Tuesday, November 12, 2013

E Pluribus Verbi

Too many cooks may spoil the broth, but how many authors are too many when collaborating to write an article?  To explore this quandry, my colleagues, Bill Tomlinson (University of California, Irvine), Joel Ross (University of Puget Sound), Paul Andre (Carnegie Mellon University), Eric P. S. Baumer (Cornell University), Donald J. Patterson (University of California, Irvine), Joseph Corneli (Independent), Martin Mahaux (Independent), Syavash Nobarany (University of British Columbia), Nithya Sambasivan (Independent), Marco Lazzari (University of Bergamo), Birgit Penzenstadler (Technische Universität München), David J. Callele (Independent), Gary M Olson (University of California, Irvine), M. Six Silberman (Independent), Marcus Ständer (Darmstadt University of Technology), Fabio Romancini Palamedi (Independent), Albert Ali Salah (Boğaziçi University), Eric Morrill (Independent), Xavier Franch (University of Puget Sound), Florian 'Floyd' Mueller (Independent), Joseph 'Jofish' Kaye (Independent), Rebecca W. Black (University of California, Irvine), Marisa L. Cohn (University of California, Irvine), Patrick C. Shih (University of California, Irvine), Johanna Brewer (Independent), Nitesh Yashbir Goyal (Independent), Pirjo Näkki (VTT Technical Research Centre of Finland), Jeff Huang (Independent), Nilufar Baghaei (Independent), and Craig Saper (The Hilltop Institute at UMBC), and I collaboratively coauthored an article entitled "Massively Distributed Authorship of Academic Papers" that was published on February 17, 2013, in ACM Conference on Human Factors in Computing Systems (CHI 2012) Extended Abstracts (alt.chi)Here is the abstract:
Wiki-like or crowdsourcing models of collaboration can provide a number of benefits to academic work. These techniques may engage expertise from different disciplines, and potentially increase productivity. This paper presents a model of massively distributed collaborative authorship of academic papers. This model, developed by a collective of 31 authors, identifies key tools and techniques that would be necessary or useful to the writing process. The process of collaboratively writing this paper was used to discover, negotiate, and document issues in massively authored scholarship. Our work provides the first extensive discussion of the experiential aspects of large-scale collaborative research.

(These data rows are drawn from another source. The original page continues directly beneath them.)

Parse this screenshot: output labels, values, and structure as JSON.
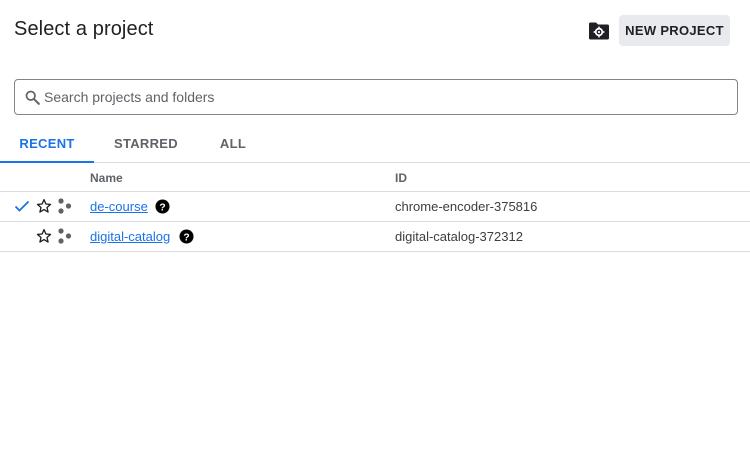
{
  "header": {
    "title": "Select a project",
    "folder_icon": "create-folder-icon",
    "new_project_label": "NEW PROJECT"
  },
  "search": {
    "placeholder": "Search projects and folders",
    "value": ""
  },
  "tabs": [
    {
      "label": "RECENT",
      "active": true
    },
    {
      "label": "STARRED",
      "active": false
    },
    {
      "label": "ALL",
      "active": false
    }
  ],
  "table": {
    "columns": [
      "Name",
      "ID"
    ],
    "rows": [
      {
        "selected": true,
        "starred": false,
        "name": "de-course",
        "id": "chrome-encoder-375816"
      },
      {
        "selected": false,
        "starred": false,
        "name": "digital-catalog",
        "id": "digital-catalog-372312"
      }
    ]
  },
  "colors": {
    "accent": "#1a73e8",
    "text": "#202124",
    "muted": "#5f6368",
    "divider": "#dadce0",
    "button_bg": "#e8eaed"
  }
}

Our full article is available for free download on SSRN.  Thank you very much to all of my talented and cooperative coauthors who made this experiment in collaborative writing a pleasure.  Bill Tomlinson deserves massive and special praise for deftly coordinating the creation of the article.